# [Task directions]
Word for word, copy the data that follows and skip its pictures.
--- START ---
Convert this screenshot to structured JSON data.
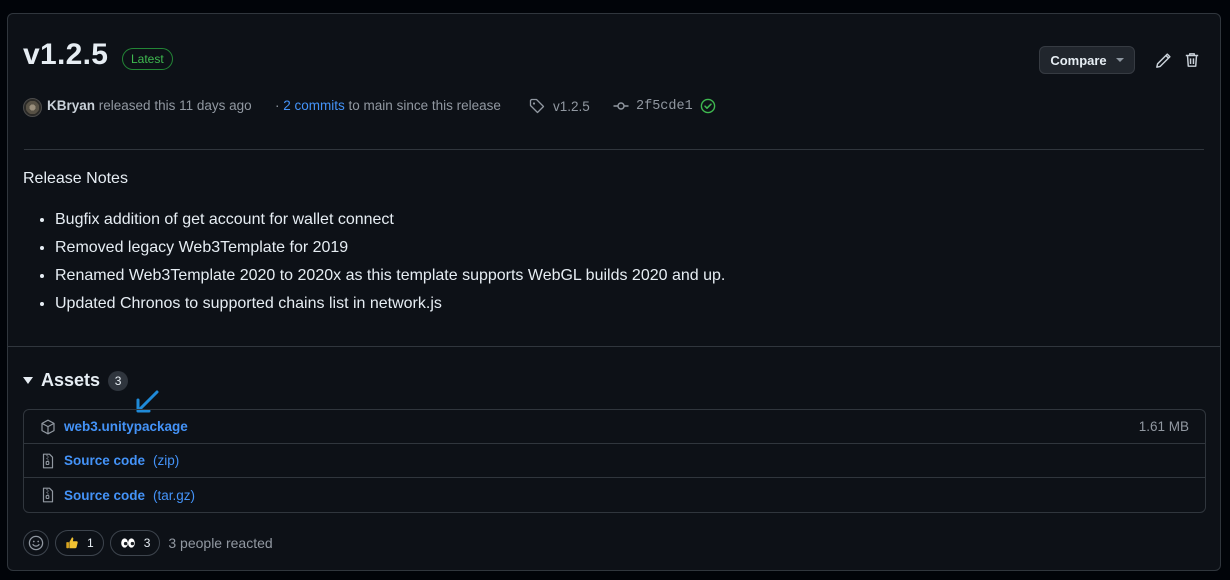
{
  "release": {
    "version": "v1.2.5",
    "badge": "Latest",
    "compare_label": "Compare",
    "author": "KBryan",
    "released_text": "released this 11 days ago",
    "commits_prefix": "·",
    "commits_link": "2 commits",
    "commits_suffix": "to main since this release",
    "tag": "v1.2.5",
    "commit_hash": "2f5cde1"
  },
  "notes": {
    "heading": "Release Notes",
    "items": [
      "Bugfix addition of get account for wallet connect",
      "Removed legacy Web3Template for 2019",
      "Renamed Web3Template 2020 to 2020x as this template supports WebGL builds 2020 and up.",
      "Updated Chronos to supported chains list in network.js"
    ]
  },
  "assets": {
    "title": "Assets",
    "count": "3",
    "rows": [
      {
        "name": "web3.unitypackage",
        "suffix": "",
        "size": "1.61 MB",
        "icon": "package-icon"
      },
      {
        "name": "Source code",
        "suffix": "(zip)",
        "size": "",
        "icon": "file-zip-icon"
      },
      {
        "name": "Source code",
        "suffix": "(tar.gz)",
        "size": "",
        "icon": "file-zip-icon"
      }
    ]
  },
  "reactions": {
    "thumbs_up_count": "1",
    "eyes_count": "3",
    "summary": "3 people reacted"
  },
  "colors": {
    "background": "#0d1117",
    "border": "#30363d",
    "link": "#4493f8",
    "success": "#3fb950",
    "annotation_arrow": "#1f8ad8"
  },
  "icons": [
    "pencil-icon",
    "trash-icon",
    "tag-icon",
    "git-commit-icon",
    "check-circle-icon",
    "package-icon",
    "file-zip-icon",
    "smiley-icon",
    "thumbs-up-icon",
    "eyes-icon",
    "annotation-arrow-icon"
  ]
}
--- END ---
# [Written answer]
Convert this screenshot to structured JSON data.
{
  "release": {
    "version": "v1.2.5",
    "badge": "Latest",
    "compare_label": "Compare",
    "author": "KBryan",
    "released_text": "released this 11 days ago",
    "commits_prefix": "·",
    "commits_link": "2 commits",
    "commits_suffix": "to main since this release",
    "tag": "v1.2.5",
    "commit_hash": "2f5cde1"
  },
  "notes": {
    "heading": "Release Notes",
    "items": [
      "Bugfix addition of get account for wallet connect",
      "Removed legacy Web3Template for 2019",
      "Renamed Web3Template 2020 to 2020x as this template supports WebGL builds 2020 and up.",
      "Updated Chronos to supported chains list in network.js"
    ]
  },
  "assets": {
    "title": "Assets",
    "count": "3",
    "rows": [
      {
        "name": "web3.unitypackage",
        "suffix": "",
        "size": "1.61 MB",
        "icon": "package-icon"
      },
      {
        "name": "Source code",
        "suffix": "(zip)",
        "size": "",
        "icon": "file-zip-icon"
      },
      {
        "name": "Source code",
        "suffix": "(tar.gz)",
        "size": "",
        "icon": "file-zip-icon"
      }
    ]
  },
  "reactions": {
    "thumbs_up_count": "1",
    "eyes_count": "3",
    "summary": "3 people reacted"
  },
  "colors": {
    "background": "#0d1117",
    "border": "#30363d",
    "link": "#4493f8",
    "success": "#3fb950",
    "annotation_arrow": "#1f8ad8"
  },
  "icons": [
    "pencil-icon",
    "trash-icon",
    "tag-icon",
    "git-commit-icon",
    "check-circle-icon",
    "package-icon",
    "file-zip-icon",
    "smiley-icon",
    "thumbs-up-icon",
    "eyes-icon",
    "annotation-arrow-icon"
  ]
}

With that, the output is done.